- Your objective:
Your task is to count the lines of the entries below that include the word "General" and to give only the resulting number.

- Source material:
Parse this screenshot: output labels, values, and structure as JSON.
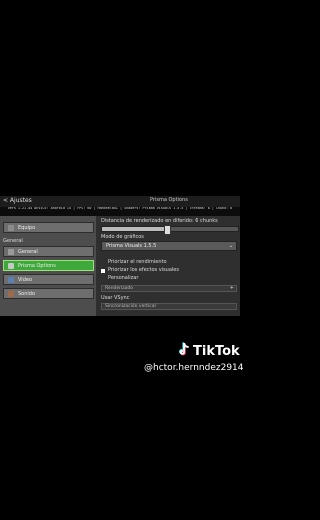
{
  "topbar": {
    "back_label": "< Ajustes",
    "title": "Prisma Options"
  },
  "debug_text": "Vers 1.21.44  DEVICE: Android 14 | FPS: 60 | HandheldXL | Shaders: Prisma Visuals 1.5.5 | Threads: 8 | Chunk: 6",
  "sidebar": {
    "items": [
      {
        "label": "Equipo"
      },
      {
        "label": "General"
      },
      {
        "label": "Prisma Options"
      },
      {
        "label": "Video"
      },
      {
        "label": "Sonido"
      }
    ],
    "section_label": "General"
  },
  "main": {
    "render_distance": "Distancia de renderizado en diferido: 6 chunks",
    "render_value": 0.48,
    "graphics_mode_label": "Modo de gráficos",
    "graphics_mode_value": "Prisma Visuals 1.5.5",
    "options": [
      "Priorizar el rendimiento",
      "Priorizar los efectos visuales",
      "Personalizar"
    ],
    "selected_option": 1,
    "collapsed_bar": "Renderizado",
    "vsync_label": "Usar VSync",
    "vsync_bar": "Sincronización vertical"
  },
  "tiktok": {
    "brand": "TikTok",
    "username": "@hctor.hernndez2914"
  }
}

- Completed exercise:
2